More than a quarter (27%) of cancer deaths each year in the UK are caused by smoking. In addition to smoking causing cancer, smokers are also at higher risk of having a heart attack or stroke. The percentage of people who smoke cigarettes in Flintshire Local Authority (19.3%) is similar to the Wales average (20.9%). The rate of smoking-related deaths per year is similar in Flintshire Local Authority (238.8 per 100,000) compared to Wales average (226.6 per 100,000). Each year, smoking costs society an estimated £35 million in Flintshire Local Authority.
Moreover, being overweight or obese is the single biggest preventable cause of cancer in the UK after smoking and is linked to 18,100 cancer causes every year.
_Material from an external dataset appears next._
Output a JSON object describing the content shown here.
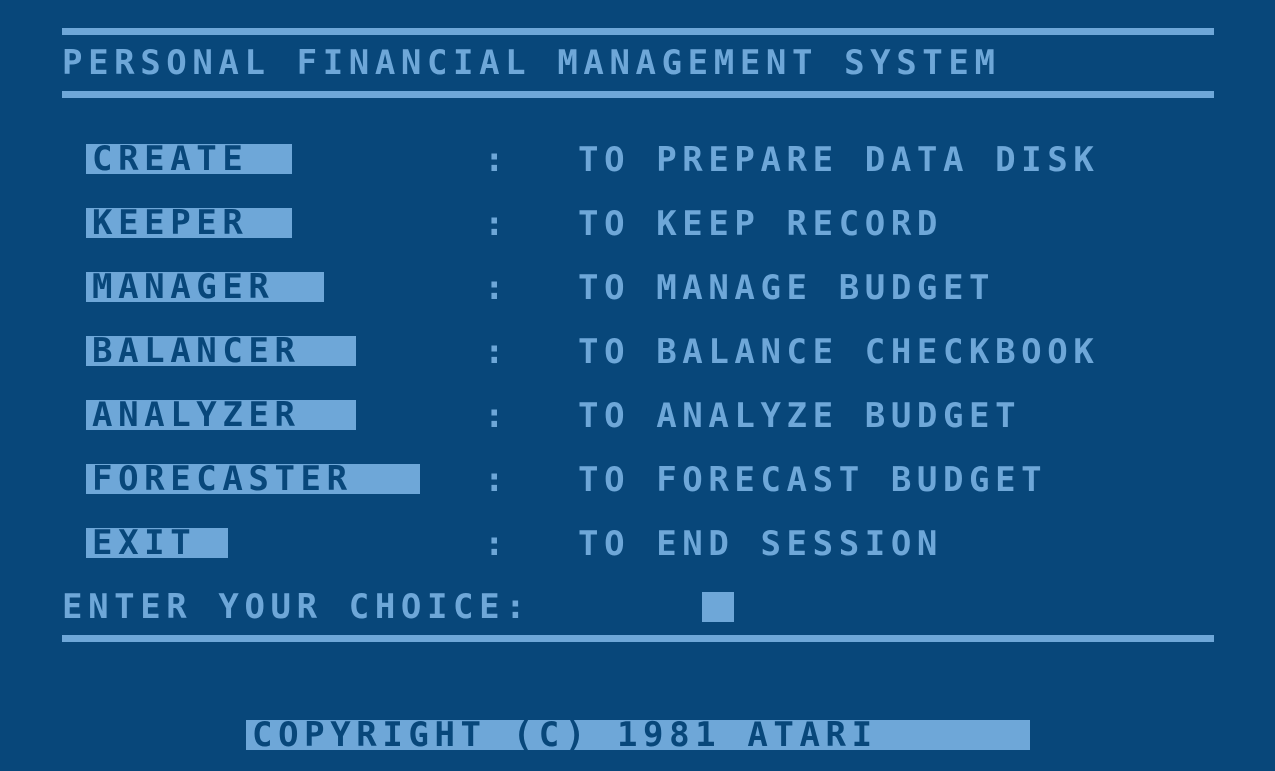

Being overweight or obese also increases the risk of type 2 diabetes, heart disease and stroke. However the percentage of adult who are overweight or obese in Betsi Cadwaladar University HB (55.8%) is lower than the Wales average (58%). Each year the obesity is estimated to cost the NHS in Wales over £73 million.
If people want to get in touch with Cancer Research for more information or other data please contact firstname.lastname@example.org or 02034695536.
I want to take this opportunity to thank the Cancer Research UK for their continued fight against cancer. The event they held was excellent in drawing to my attention how we can start to look at trying to prevent cancer in our community.
These figures are truly concerning considering both smoking related deaths and childhood obesity in Flintshire is above average. However, we have a better adult obesity rate than average, which demonstrates that these problems can be tackled. Although, we must not rest on our laurels and continue to strive to reduce obesity in Flintshire.
I would encourage people to get in touch with this amazing charity, if they would like some more information on this important subject.